On May 7th we seemed to experience the entire repertoire of humpback whale activity up on the Southwest corner of Stellwagen Bank.  We couldn’t believe our luck to find that the feeding had continued and we had at least 20 adult humpbacks feeding and foraging in the area.  At one point on the morning trip, four humpbacks were chin breaching, and then started to simultaneously flipper as we got closer.  While we don’t have a concrete explanation for either of these behaviors, they sometimes appear to have a social function.


In the afternoon, we found a total of 6 mother and calf humpback whale pairs:  Thumper, Pisces, Binary, Abrasion, Rapier and Dome were all accompanied by their respective calves.  These calves were born over the winter in the Caribbean and will stay with their mothers for about a year, feeding on their mothers milk and learning to feed on fish and krill before venturing out on their own.


May 8th was gray and overcast with an occasional drizzle, and the seas crested at 2-3 feet as we headed out to the Southwest corner of Stellwagen.  As we approached, we began to see spouts far to the north, the west, and even a few to the east.  We saw some birds, but no visible surface feeding, and we soon determined that the humpbacks were on the move.  We saw very few flukes, but fortunately we saw several breaches.  Pisces and calf were continually breaching.  Pisces chin breached as she traveled north, while her little calf tail breached and even performed a few full spinning breaches!
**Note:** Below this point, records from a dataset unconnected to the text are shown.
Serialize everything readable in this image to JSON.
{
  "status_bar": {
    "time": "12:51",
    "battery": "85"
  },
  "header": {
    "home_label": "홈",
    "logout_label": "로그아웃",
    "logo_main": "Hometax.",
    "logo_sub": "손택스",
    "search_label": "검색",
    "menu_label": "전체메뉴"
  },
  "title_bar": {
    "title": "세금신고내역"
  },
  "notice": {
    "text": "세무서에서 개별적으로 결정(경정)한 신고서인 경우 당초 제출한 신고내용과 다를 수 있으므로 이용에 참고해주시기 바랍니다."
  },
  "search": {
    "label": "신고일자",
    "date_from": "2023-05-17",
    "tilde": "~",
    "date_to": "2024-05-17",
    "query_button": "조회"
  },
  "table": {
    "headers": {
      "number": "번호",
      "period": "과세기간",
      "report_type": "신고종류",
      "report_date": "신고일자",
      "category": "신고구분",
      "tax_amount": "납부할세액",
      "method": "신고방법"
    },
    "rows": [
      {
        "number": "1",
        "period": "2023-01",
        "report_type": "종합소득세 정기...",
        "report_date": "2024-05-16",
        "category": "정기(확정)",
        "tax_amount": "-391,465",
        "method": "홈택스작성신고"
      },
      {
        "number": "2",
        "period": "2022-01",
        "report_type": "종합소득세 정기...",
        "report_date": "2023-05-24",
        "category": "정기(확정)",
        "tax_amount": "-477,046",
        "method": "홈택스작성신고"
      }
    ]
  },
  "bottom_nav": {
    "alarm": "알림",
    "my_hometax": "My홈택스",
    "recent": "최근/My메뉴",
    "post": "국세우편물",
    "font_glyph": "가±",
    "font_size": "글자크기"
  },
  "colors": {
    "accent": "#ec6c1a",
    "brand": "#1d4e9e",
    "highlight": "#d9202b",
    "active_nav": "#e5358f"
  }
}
Soon, the wind picked up to over 20 knots and we slogged our way back to Ptown in 5-6 foot seas!   Those of us still brave enough for the upper deck on the way back were treated to a look at several diving gannets, and even a razorbill.  Razorbills are related to puffins and are not seen often on our trips!